Systemic racism and barriers to success prevented many Black and Latino East Oakland residents from achieving success and financial stability, and options were limited. The introduction of crack cocaine devastated communities. These wider issues are at the root of the East Bay’s struggles with drugs, gangs, and violence, not the presence of sideshows and the popularity of hip-hop. In a landscape of little opportunity to thrive, individuals turned toward other modes of support and community-making. The verynarrow media narratives erase the creativity and cultural value behind the world that these young kids made, in the face of harsh living conditions. They also erased the mechanical and artistic skill invested, and the unique vision that was forming.
Not only were sideshows places for people who had very few other places to go, they often reflected a direct resistance to police abuse of power. Following the murders of many Black and Latino individuals in the Bay Area, many people used sideshows as a way to reclaim space and take a stance against routine violence inflicted by law enforcement. Sideshows are illegal, and very visibly so. The spectacle itself became a kind of community pushback to unevenly enforced laws and to the control that police had over the streets and lives of the Black and Brown residents of the Bay Area. The spectacle of the sideshow has only grown more in recent years, with the presence of social media. Cars, more broadly, have often been interpreted as symbols of freedom and independence. This was no different with sideshows—people were expressing their individuality and self-determination through their cars. According to Sean Kennedy, people saw cars “as an extension of their self”.

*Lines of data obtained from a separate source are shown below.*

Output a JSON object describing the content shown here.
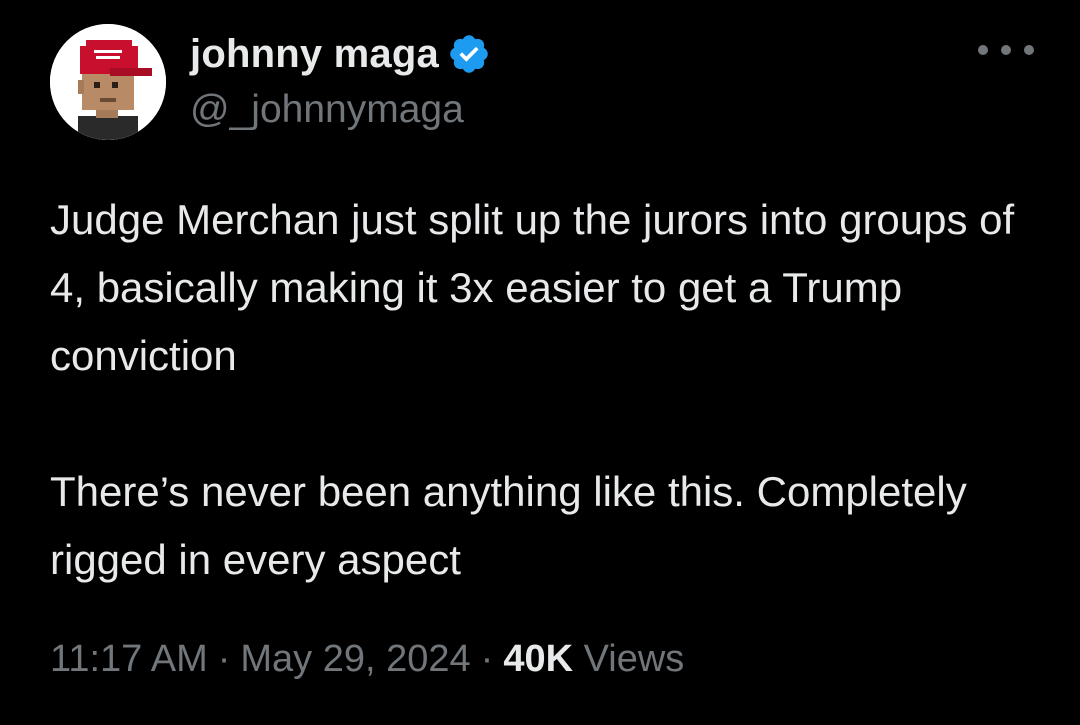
{
  "author": {
    "display_name": "johnny maga",
    "handle": "@_johnnymaga",
    "verified_color": "#1d9bf0",
    "avatar_icon": "pixel-art-avatar-red-cap",
    "cap_color": "#c8102e"
  },
  "tweet": {
    "paragraphs": [
      "Judge Merchan just split up the jurors into groups of 4, basically making it 3x easier to get a Trump conviction",
      "There’s never been anything like this. Completely rigged in every aspect"
    ]
  },
  "meta": {
    "time": "11:17 AM",
    "separator": "·",
    "date": "May 29, 2024",
    "views_count": "40K",
    "views_label": "Views"
  },
  "colors": {
    "background": "#000000",
    "primary_text": "#e7e9ea",
    "secondary_text": "#71767b"
  }
}
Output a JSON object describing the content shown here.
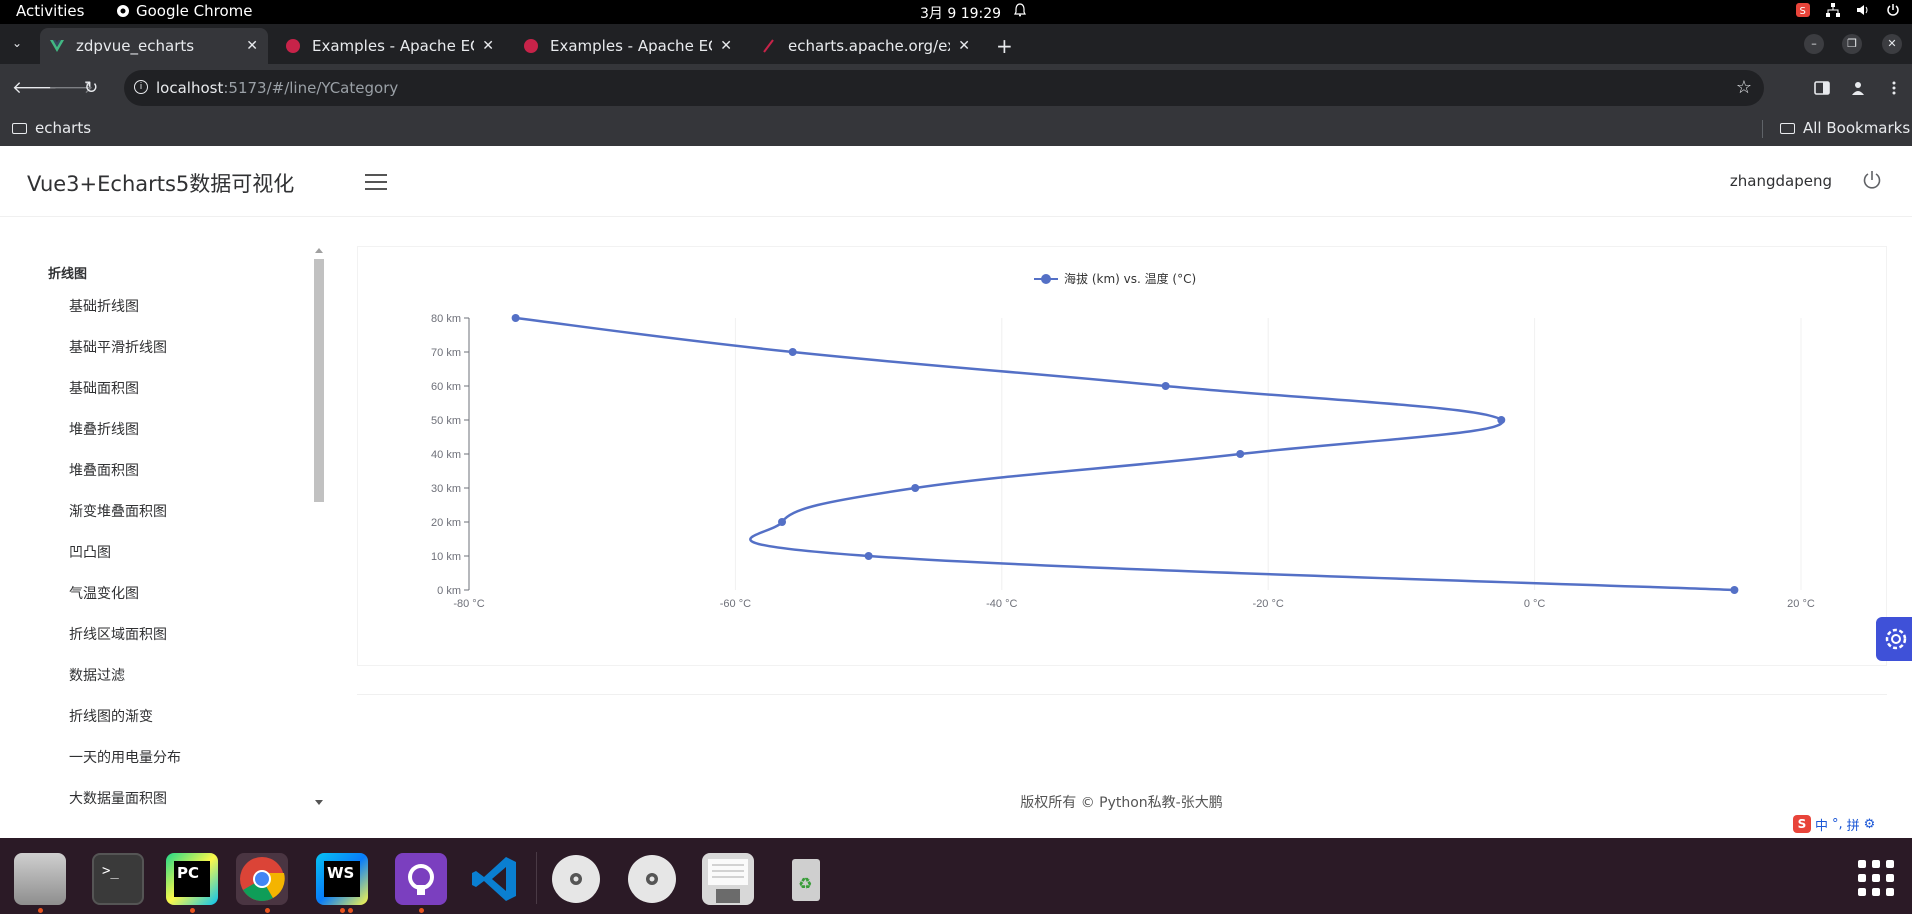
{
  "system_bar": {
    "activities": "Activities",
    "app_name": "Google Chrome",
    "clock": "3月 9  19:29"
  },
  "browser": {
    "tabs": [
      {
        "label": "zdpvue_echarts",
        "active": true,
        "favicon_color": "#42b883"
      },
      {
        "label": "Examples - Apache ECha",
        "active": false,
        "favicon_color": "#c72349"
      },
      {
        "label": "Examples - Apache ECha",
        "active": false,
        "favicon_color": "#c72349"
      },
      {
        "label": "echarts.apache.org/exa",
        "active": false,
        "favicon_color": "#c72349"
      }
    ],
    "url_host": "localhost",
    "url_rest": ":5173/#/line/YCategory",
    "bookmarks": {
      "left": "echarts",
      "right": "All Bookmarks"
    }
  },
  "app": {
    "title": "Vue3+Echarts5数据可视化",
    "username": "zhangdapeng",
    "copyright": "版权所有 © Python私教-张大鹏"
  },
  "sidebar": {
    "group": "折线图",
    "items": [
      {
        "label": "基础折线图"
      },
      {
        "label": "基础平滑折线图"
      },
      {
        "label": "基础面积图"
      },
      {
        "label": "堆叠折线图"
      },
      {
        "label": "堆叠面积图"
      },
      {
        "label": "渐变堆叠面积图"
      },
      {
        "label": "凹凸图"
      },
      {
        "label": "气温变化图"
      },
      {
        "label": "折线区域面积图"
      },
      {
        "label": "数据过滤"
      },
      {
        "label": "折线图的渐变"
      },
      {
        "label": "一天的用电量分布"
      },
      {
        "label": "大数据量面积图"
      }
    ]
  },
  "chart_data": {
    "type": "line",
    "legend": [
      "海拔 (km) vs. 温度 (°C)"
    ],
    "legend_position": "top-center",
    "x_axis": {
      "ticks": [
        "-80 °C",
        "-60 °C",
        "-40 °C",
        "-20 °C",
        "0 °C",
        "20 °C"
      ],
      "range": [
        -80,
        20
      ],
      "unit": "°C"
    },
    "y_axis": {
      "ticks": [
        "0 km",
        "10 km",
        "20 km",
        "30 km",
        "40 km",
        "50 km",
        "60 km",
        "70 km",
        "80 km"
      ],
      "range": [
        0,
        80
      ],
      "unit": "km"
    },
    "smooth": true,
    "grid": true,
    "series": [
      {
        "name": "海拔 (km) vs. 温度 (°C)",
        "color": "#5470c6",
        "points": [
          {
            "x": 15,
            "y": 0
          },
          {
            "x": -50,
            "y": 10
          },
          {
            "x": -56.5,
            "y": 20
          },
          {
            "x": -46.5,
            "y": 30
          },
          {
            "x": -22.1,
            "y": 40
          },
          {
            "x": -2.5,
            "y": 50
          },
          {
            "x": -27.7,
            "y": 60
          },
          {
            "x": -55.7,
            "y": 70
          },
          {
            "x": -76.5,
            "y": 80
          }
        ]
      }
    ]
  }
}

In the early 2000s, many anti-sideshow laws were passed including one that would allow law enforcement to arrest spectators, and one that would allow them to impound any car suspected to be involved at any point. The latter law in particular made this kind of enforcement very personal to Oakland’s residents—particularly when we think about how connected people are to their cars. Along with these laws, Oakland is transforming as rents soar higher and higher. Many cultural aspects of the city are in flux, as long-term residents find themselves unable to afford the cost of staying and are instead packing their bags. However, sideshows remain.
Broadly, cars often play very significant roles within cultural practices, and they can take on a tremendous amount of symbolic importance for a place and the people that inhabit it. While we should certainly be weary of the dangerous activity that occurs occasionally at sideshows, we should also be weary of the simplistic and overly negative narratives that are promoted about them. In the future, I hope to see an Oakland that can address the city’s root issues while finding a safe way to sanction sideshows and regulate them further, always while appreciating their artistic integrity and contributions to Bay Area culture.
Submitted by Erin Reid 09/03/2020